  public void Add(string key, object value, int cacheDurationInSeconds) { }
  public bool Exists(string key) { return false; }
  public void Remove(string key) { }
}

The WSC content is as follows:

<?xml version="1.0" ?>
<?component error="false" debug="false" ?>
<package>
  <component id="TestSrc">
    <registration progid="TestSrc" description="Test Control" version="1" />
    <public>
      <property name="Config" />
    </public>
    <script language="VBScript">
    <![CDATA[
      Public Cache
    ]]>
    </script>
  </component>
</package>

I've not been able to get to the bottom of why this fails and it's not exactly a common problem - most people left WSCs back in the depths of time.. along with VBScript! But for the meantime we're stuck with them since the thought of trying to migrate the entire codebase fills me with dread, at least splitting it this way means we can move over piecemeal and re-write isolated components of the code at a time. And then one day the old cruft will have gone! And people will consider the earlier migration code the new "old cruft" and the great cycle can continue!

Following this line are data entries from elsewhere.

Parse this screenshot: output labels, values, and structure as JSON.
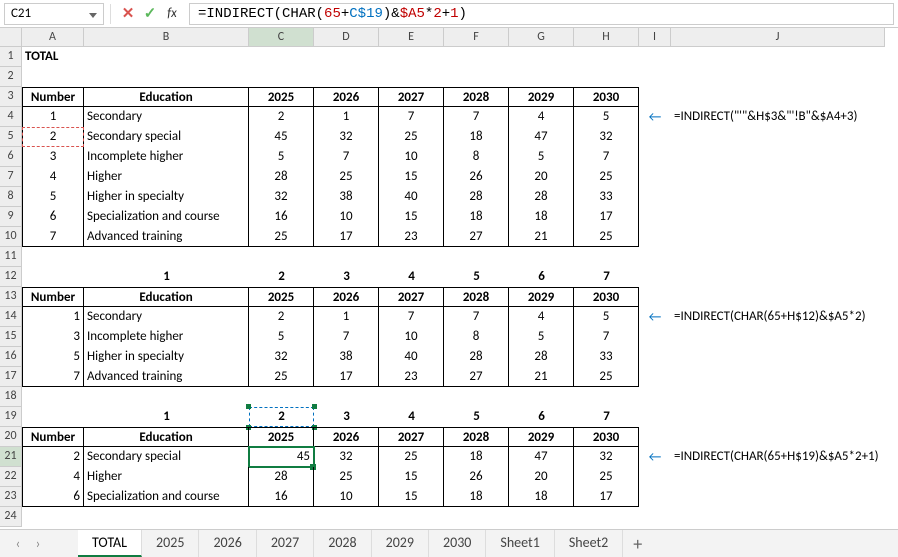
{
  "namebox": "C21",
  "formula_display": "=INDIRECT(CHAR(65+C$19)&$A5*2+1)",
  "columns": [
    "A",
    "B",
    "C",
    "D",
    "E",
    "F",
    "G",
    "H",
    "I",
    "J"
  ],
  "row_count": 24,
  "block1": {
    "total_label": "TOTAL",
    "header_number": "Number",
    "header_education": "Education",
    "years": [
      "2025",
      "2026",
      "2027",
      "2028",
      "2029",
      "2030"
    ],
    "rows": [
      {
        "n": "1",
        "edu": "Secondary",
        "v": [
          "2",
          "1",
          "7",
          "7",
          "4",
          "5"
        ]
      },
      {
        "n": "2",
        "edu": "Secondary special",
        "v": [
          "45",
          "32",
          "25",
          "18",
          "47",
          "32"
        ]
      },
      {
        "n": "3",
        "edu": "Incomplete higher",
        "v": [
          "5",
          "7",
          "10",
          "8",
          "5",
          "7"
        ]
      },
      {
        "n": "4",
        "edu": "Higher",
        "v": [
          "28",
          "25",
          "15",
          "26",
          "20",
          "25"
        ]
      },
      {
        "n": "5",
        "edu": "Higher in specialty",
        "v": [
          "32",
          "38",
          "40",
          "28",
          "28",
          "33"
        ]
      },
      {
        "n": "6",
        "edu": "Specialization and course",
        "v": [
          "16",
          "10",
          "15",
          "18",
          "18",
          "17"
        ]
      },
      {
        "n": "7",
        "edu": "Advanced training",
        "v": [
          "25",
          "17",
          "23",
          "27",
          "21",
          "25"
        ]
      }
    ]
  },
  "block2": {
    "index_row": [
      "1",
      "2",
      "3",
      "4",
      "5",
      "6",
      "7"
    ],
    "header_number": "Number",
    "header_education": "Education",
    "years": [
      "2025",
      "2026",
      "2027",
      "2028",
      "2029",
      "2030"
    ],
    "rows": [
      {
        "n": "1",
        "edu": "Secondary",
        "v": [
          "2",
          "1",
          "7",
          "7",
          "4",
          "5"
        ]
      },
      {
        "n": "3",
        "edu": "Incomplete higher",
        "v": [
          "5",
          "7",
          "10",
          "8",
          "5",
          "7"
        ]
      },
      {
        "n": "5",
        "edu": "Higher in specialty",
        "v": [
          "32",
          "38",
          "40",
          "28",
          "28",
          "33"
        ]
      },
      {
        "n": "7",
        "edu": "Advanced training",
        "v": [
          "25",
          "17",
          "23",
          "27",
          "21",
          "25"
        ]
      }
    ]
  },
  "block3": {
    "index_row": [
      "1",
      "2",
      "3",
      "4",
      "5",
      "6",
      "7"
    ],
    "header_number": "Number",
    "header_education": "Education",
    "years": [
      "2025",
      "2026",
      "2027",
      "2028",
      "2029",
      "2030"
    ],
    "rows": [
      {
        "n": "2",
        "edu": "Secondary special",
        "v": [
          "45",
          "32",
          "25",
          "18",
          "47",
          "32"
        ]
      },
      {
        "n": "4",
        "edu": "Higher",
        "v": [
          "28",
          "25",
          "15",
          "26",
          "20",
          "25"
        ]
      },
      {
        "n": "6",
        "edu": "Specialization and course",
        "v": [
          "16",
          "10",
          "15",
          "18",
          "18",
          "17"
        ]
      }
    ]
  },
  "hints": {
    "h1_arrow": "←",
    "h1": "=INDIRECT(\"'\"&H$3&\"'!B\"&$A4+3)",
    "h2_arrow": "←",
    "h2": "=INDIRECT(CHAR(65+H$12)&$A5*2)",
    "h3_arrow": "←",
    "h3": "=INDIRECT(CHAR(65+H$19)&$A5*2+1)"
  },
  "tabs": [
    "TOTAL",
    "2025",
    "2026",
    "2027",
    "2028",
    "2029",
    "2030",
    "Sheet1",
    "Sheet2"
  ],
  "active_tab": "TOTAL",
  "icons": {
    "cancel": "✕",
    "confirm": "✓",
    "fx": "fx",
    "prev": "‹",
    "next": "›",
    "add": "+",
    "cursor": "↖"
  }
}
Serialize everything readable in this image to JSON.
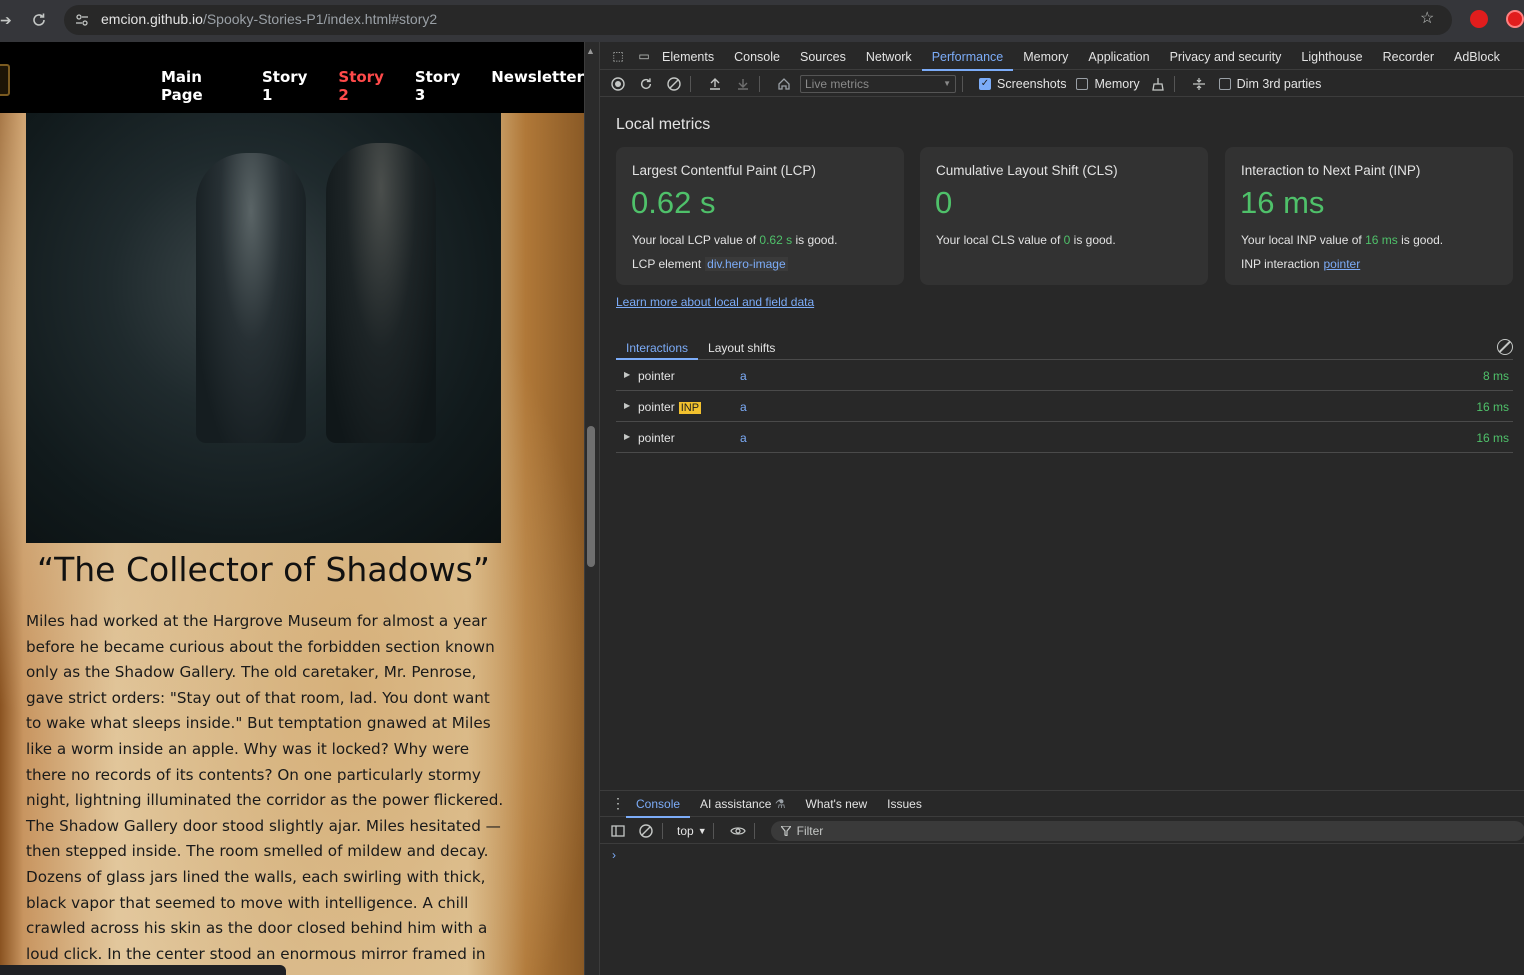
{
  "browser": {
    "url_host": "emcion.github.io",
    "url_path": "/Spooky-Stories-P1/index.html#story2"
  },
  "site": {
    "nav": [
      "Main Page",
      "Story 1",
      "Story 2",
      "Story 3",
      "Newsletter"
    ],
    "active_nav_index": 2,
    "story_title": "“The Collector of Shadows”",
    "story_body": "Miles had worked at the Hargrove Museum for almost a year before he became curious about the forbidden section known only as the Shadow Gallery. The old caretaker, Mr. Penrose, gave strict orders: \"Stay out of that room, lad. You dont want to wake what sleeps inside.\" But temptation gnawed at Miles like a worm inside an apple. Why was it locked? Why were there no records of its contents? On one particularly stormy night, lightning illuminated the corridor as the power flickered. The Shadow Gallery door stood slightly ajar. Miles hesitated — then stepped inside. The room smelled of mildew and decay. Dozens of glass jars lined the walls, each swirling with thick, black vapor that seemed to move with intelligence. A chill crawled across his skin as the door closed behind him with a loud click. In the center stood an enormous mirror framed in rusted iron. But the"
  },
  "devtools": {
    "tabs": [
      "Elements",
      "Console",
      "Sources",
      "Network",
      "Performance",
      "Memory",
      "Application",
      "Privacy and security",
      "Lighthouse",
      "Recorder",
      "AdBlock"
    ],
    "active_tab": "Performance",
    "toolbar": {
      "live_metrics": "Live metrics",
      "screenshots_label": "Screenshots",
      "screenshots_checked": true,
      "memory_label": "Memory",
      "memory_checked": false,
      "dim_label": "Dim 3rd parties",
      "dim_checked": false
    },
    "local_metrics_title": "Local metrics",
    "cards": [
      {
        "title": "Largest Contentful Paint (LCP)",
        "value": "0.62 s",
        "desc_pre": "Your local LCP value of ",
        "desc_val": "0.62 s",
        "desc_post": " is good.",
        "extra_label": "LCP element",
        "extra_value": "div.hero-image"
      },
      {
        "title": "Cumulative Layout Shift (CLS)",
        "value": "0",
        "desc_pre": "Your local CLS value of ",
        "desc_val": "0",
        "desc_post": " is good."
      },
      {
        "title": "Interaction to Next Paint (INP)",
        "value": "16 ms",
        "desc_pre": "Your local INP value of ",
        "desc_val": "16 ms",
        "desc_post": " is good.",
        "extra_label": "INP interaction",
        "extra_value": "pointer"
      }
    ],
    "learn_more": "Learn more about local and field data",
    "subtabs": [
      "Interactions",
      "Layout shifts"
    ],
    "interactions": [
      {
        "type": "pointer",
        "badge": "",
        "element": "a",
        "duration": "8 ms"
      },
      {
        "type": "pointer",
        "badge": "INP",
        "element": "a",
        "duration": "16 ms"
      },
      {
        "type": "pointer",
        "badge": "",
        "element": "a",
        "duration": "16 ms"
      }
    ],
    "drawer": {
      "tabs": [
        "Console",
        "AI assistance",
        "What's new",
        "Issues"
      ],
      "active_tab": "Console",
      "context": "top",
      "filter_placeholder": "Filter"
    }
  }
}
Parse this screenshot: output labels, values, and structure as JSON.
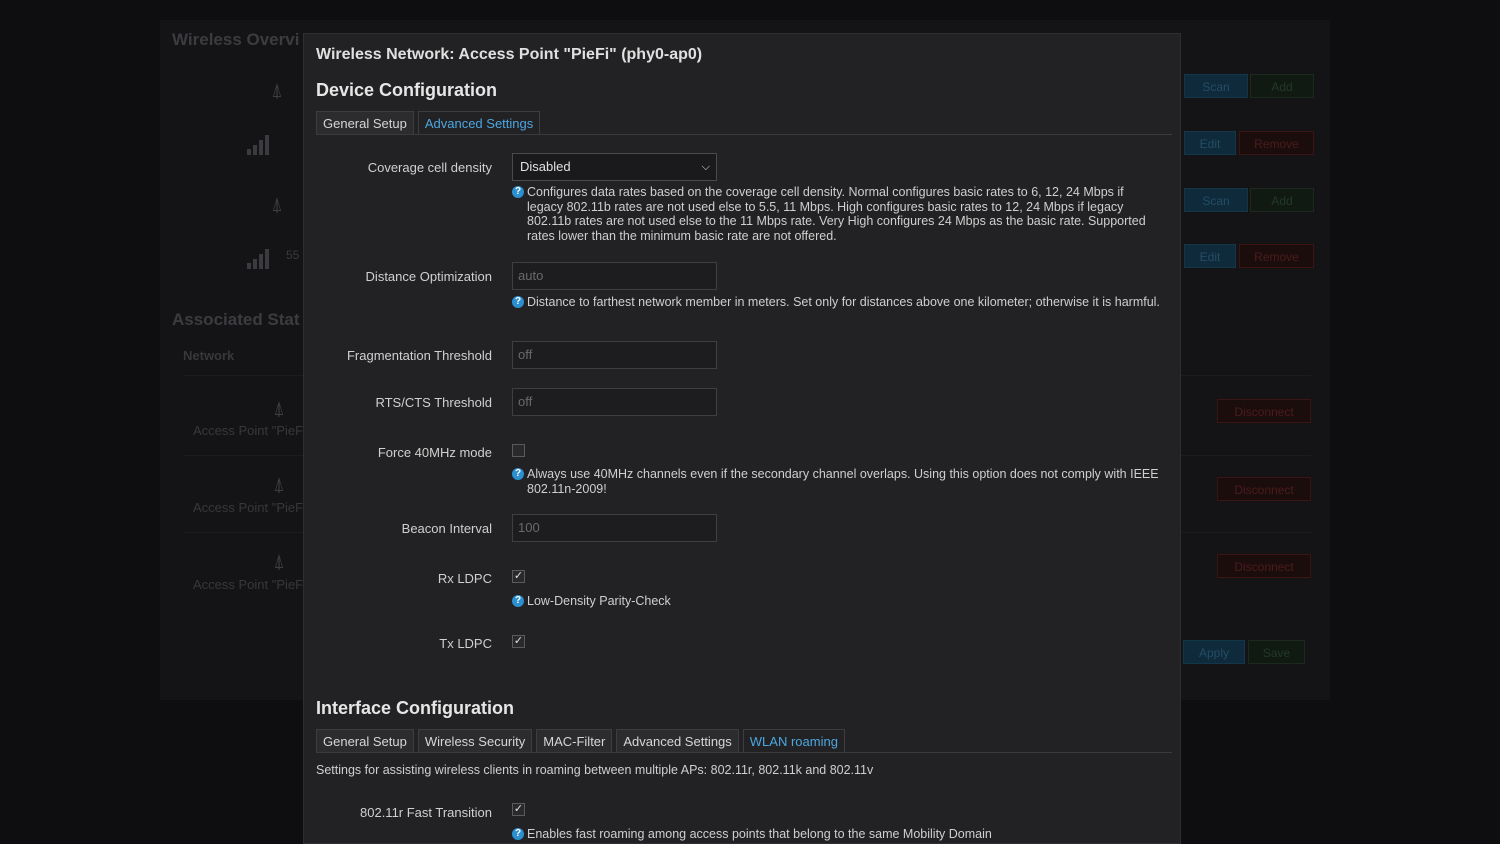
{
  "background": {
    "title_overview": "Wireless Overvi",
    "title_associated": "Associated Stat",
    "network_col": "Network",
    "signal_text": "55",
    "ap_label": "Access Point \"PieFi",
    "btn_scan": "Scan",
    "btn_add": "Add",
    "btn_edit": "Edit",
    "btn_remove": "Remove",
    "btn_disconnect": "Disconnect",
    "btn_apply": "Apply",
    "btn_save": "Save"
  },
  "modal": {
    "title": "Wireless Network: Access Point \"PieFi\" (phy0-ap0)",
    "device_section": "Device Configuration",
    "device_tabs": [
      {
        "label": "General Setup"
      },
      {
        "label": "Advanced Settings"
      }
    ],
    "fields": {
      "coverage": {
        "label": "Coverage cell density",
        "value": "Disabled",
        "help": "Configures data rates based on the coverage cell density. Normal configures basic rates to 6, 12, 24 Mbps if legacy 802.11b rates are not used else to 5.5, 11 Mbps. High configures basic rates to 12, 24 Mbps if legacy 802.11b rates are not used else to the 11 Mbps rate. Very High configures 24 Mbps as the basic rate. Supported rates lower than the minimum basic rate are not offered."
      },
      "distance": {
        "label": "Distance Optimization",
        "placeholder": "auto",
        "help": "Distance to farthest network member in meters. Set only for distances above one kilometer; otherwise it is harmful."
      },
      "fragmentation": {
        "label": "Fragmentation Threshold",
        "placeholder": "off"
      },
      "rts": {
        "label": "RTS/CTS Threshold",
        "placeholder": "off"
      },
      "force40": {
        "label": "Force 40MHz mode",
        "checked": false,
        "help": "Always use 40MHz channels even if the secondary channel overlaps. Using this option does not comply with IEEE 802.11n-2009!"
      },
      "beacon": {
        "label": "Beacon Interval",
        "placeholder": "100"
      },
      "rxldpc": {
        "label": "Rx LDPC",
        "checked": true,
        "help": "Low-Density Parity-Check"
      },
      "txldpc": {
        "label": "Tx LDPC",
        "checked": true
      }
    },
    "interface_section": "Interface Configuration",
    "interface_tabs": [
      {
        "label": "General Setup"
      },
      {
        "label": "Wireless Security"
      },
      {
        "label": "MAC-Filter"
      },
      {
        "label": "Advanced Settings"
      },
      {
        "label": "WLAN roaming"
      }
    ],
    "roaming_desc": "Settings for assisting wireless clients in roaming between multiple APs: 802.11r, 802.11k and 802.11v",
    "fast_transition": {
      "label": "802.11r Fast Transition",
      "checked": true,
      "help": "Enables fast roaming among access points that belong to the same Mobility Domain"
    }
  },
  "icons": {
    "help": "question-circle-icon",
    "check": "check-icon",
    "chevron": "chevron-down-icon",
    "ap": "antenna-icon",
    "signal": "signal-bars-icon"
  },
  "colors": {
    "accent": "#4da6e0",
    "help_icon": "#2b8fd0",
    "modal_bg": "#222224",
    "page_bg": "#0b0b0c"
  }
}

Update (2nd May 2014): It turns out that if

var src = Microsoft.VisualBasic.Interaction.GetObject(
  Path.Combine(
    new FileInfo(this.GetType().Assembly.FullName).DirectoryName,
    "TestSrc.wsc"
  )
);

is altered to read

var src = Microsoft.VisualBasic.Interaction.GetObject(
  "script:"
  Path.Combine(
    new FileInfo(this.GetType().Assembly.FullName).DirectoryName,
    "TestSrc.wsc"
  )
);

then this test will pass! I'll leave the content here for posterity but it struck me while flipping through this old post that I had seen and addressed this problem since writing this.

Posted at 22:01